Polish central banker Adam Glapinski said it was “too early” to call him a candidate to become the next governor of the monetary authority as he reiterated a warning that the changeover shouldn’t put the bank’s independence at risk.
The 66-year-old economics professor, who has links to the ruling Law & Justice party, has long been seen as one of the leading candidates to succeed Marek Belka, whose term at the helm of the National Bank of Poland ends in June. Standard & Poor’s on Friday unexpectedly downgraded Poland’s credit rating and said it was concerned the central bank could be next after the ruling party moved to increase its sway over public media and the constitutional court.
The downgrade on Friday sent the zloty to its biggest loss since September 2011. The currency gained 0.5 percent to 4.4580 against the euro on Monday, having rebounded after Glapinski said earlier the same day that he was the main candidate for the central bank’s leadership and called the market fluctuations “very short term.”
In addition to the new governor, who will be appointed by President Andrzej Duda, Law & Justice ally, the rest of the rate-setting Monetary Policy Council is also getting a complete overhaul as policy makers’ terms end. The ruling party’s lawmakers in the upper house of parliament have picked three new members to the Monetary Policy Council. Three other members will be voted in by the lower House at the end of this month, while two others will be appointed by President Duda by Feb. 19.

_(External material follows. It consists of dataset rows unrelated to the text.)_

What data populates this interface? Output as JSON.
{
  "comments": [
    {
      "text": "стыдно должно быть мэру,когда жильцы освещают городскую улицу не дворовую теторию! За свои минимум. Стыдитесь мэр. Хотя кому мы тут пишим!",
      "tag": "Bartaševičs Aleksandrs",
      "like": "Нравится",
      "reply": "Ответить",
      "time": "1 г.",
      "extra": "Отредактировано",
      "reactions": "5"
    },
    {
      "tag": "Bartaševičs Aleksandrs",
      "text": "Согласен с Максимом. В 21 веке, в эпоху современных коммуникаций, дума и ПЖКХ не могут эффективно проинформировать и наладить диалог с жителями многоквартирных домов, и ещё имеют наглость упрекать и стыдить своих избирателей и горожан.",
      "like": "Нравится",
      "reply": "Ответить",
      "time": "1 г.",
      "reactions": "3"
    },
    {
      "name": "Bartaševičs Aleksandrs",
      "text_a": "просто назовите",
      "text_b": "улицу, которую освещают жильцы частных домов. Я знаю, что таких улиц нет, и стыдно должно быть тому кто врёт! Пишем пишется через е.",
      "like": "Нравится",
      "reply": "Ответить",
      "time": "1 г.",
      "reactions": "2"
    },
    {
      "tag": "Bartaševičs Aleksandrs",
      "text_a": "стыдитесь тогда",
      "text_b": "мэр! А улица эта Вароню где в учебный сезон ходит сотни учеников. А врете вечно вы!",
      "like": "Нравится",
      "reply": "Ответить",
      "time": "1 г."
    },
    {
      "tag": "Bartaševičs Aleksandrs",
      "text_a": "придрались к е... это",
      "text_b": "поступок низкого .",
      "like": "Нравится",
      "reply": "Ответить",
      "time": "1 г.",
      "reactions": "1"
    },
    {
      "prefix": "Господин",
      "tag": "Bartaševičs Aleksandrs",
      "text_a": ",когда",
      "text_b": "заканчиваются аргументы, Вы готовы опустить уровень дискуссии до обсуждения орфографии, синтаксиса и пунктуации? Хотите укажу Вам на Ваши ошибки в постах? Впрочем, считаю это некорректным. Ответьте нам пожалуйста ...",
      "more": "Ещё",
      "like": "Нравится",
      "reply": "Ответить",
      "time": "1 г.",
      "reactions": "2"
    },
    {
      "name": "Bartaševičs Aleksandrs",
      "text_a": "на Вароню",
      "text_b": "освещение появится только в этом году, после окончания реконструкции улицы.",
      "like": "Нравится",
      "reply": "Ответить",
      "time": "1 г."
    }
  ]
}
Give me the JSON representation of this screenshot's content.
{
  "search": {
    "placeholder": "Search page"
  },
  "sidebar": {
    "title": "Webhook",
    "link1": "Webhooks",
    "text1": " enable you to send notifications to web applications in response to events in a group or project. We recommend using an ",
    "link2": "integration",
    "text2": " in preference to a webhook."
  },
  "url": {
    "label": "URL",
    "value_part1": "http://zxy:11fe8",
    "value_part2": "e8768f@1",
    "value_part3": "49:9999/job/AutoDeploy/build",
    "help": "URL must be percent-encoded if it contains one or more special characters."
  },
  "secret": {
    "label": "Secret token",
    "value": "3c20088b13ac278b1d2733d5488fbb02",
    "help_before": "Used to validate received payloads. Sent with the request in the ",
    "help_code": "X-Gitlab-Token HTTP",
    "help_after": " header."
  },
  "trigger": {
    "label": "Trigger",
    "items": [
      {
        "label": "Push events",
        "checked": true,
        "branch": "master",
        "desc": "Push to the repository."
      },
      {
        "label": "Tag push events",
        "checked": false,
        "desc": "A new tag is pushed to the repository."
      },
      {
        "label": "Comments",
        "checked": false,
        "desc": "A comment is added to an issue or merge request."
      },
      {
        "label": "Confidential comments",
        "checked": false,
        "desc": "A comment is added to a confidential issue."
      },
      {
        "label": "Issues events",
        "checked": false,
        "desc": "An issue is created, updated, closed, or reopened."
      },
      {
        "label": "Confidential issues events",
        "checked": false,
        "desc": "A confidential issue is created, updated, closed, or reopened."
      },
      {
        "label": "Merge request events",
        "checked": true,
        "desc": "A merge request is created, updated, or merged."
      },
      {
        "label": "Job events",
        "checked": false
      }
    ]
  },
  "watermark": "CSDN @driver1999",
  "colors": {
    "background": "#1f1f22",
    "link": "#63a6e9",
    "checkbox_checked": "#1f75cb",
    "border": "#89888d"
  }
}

“There can be no doubt that we’ll continue to conduct a stabilizing policy and avoid any imbalances,” Glapinski said in his earlier comments about the bank’s future policy under its new leadership. “It’s going to be a conservative, traditional and classic monetary policy.”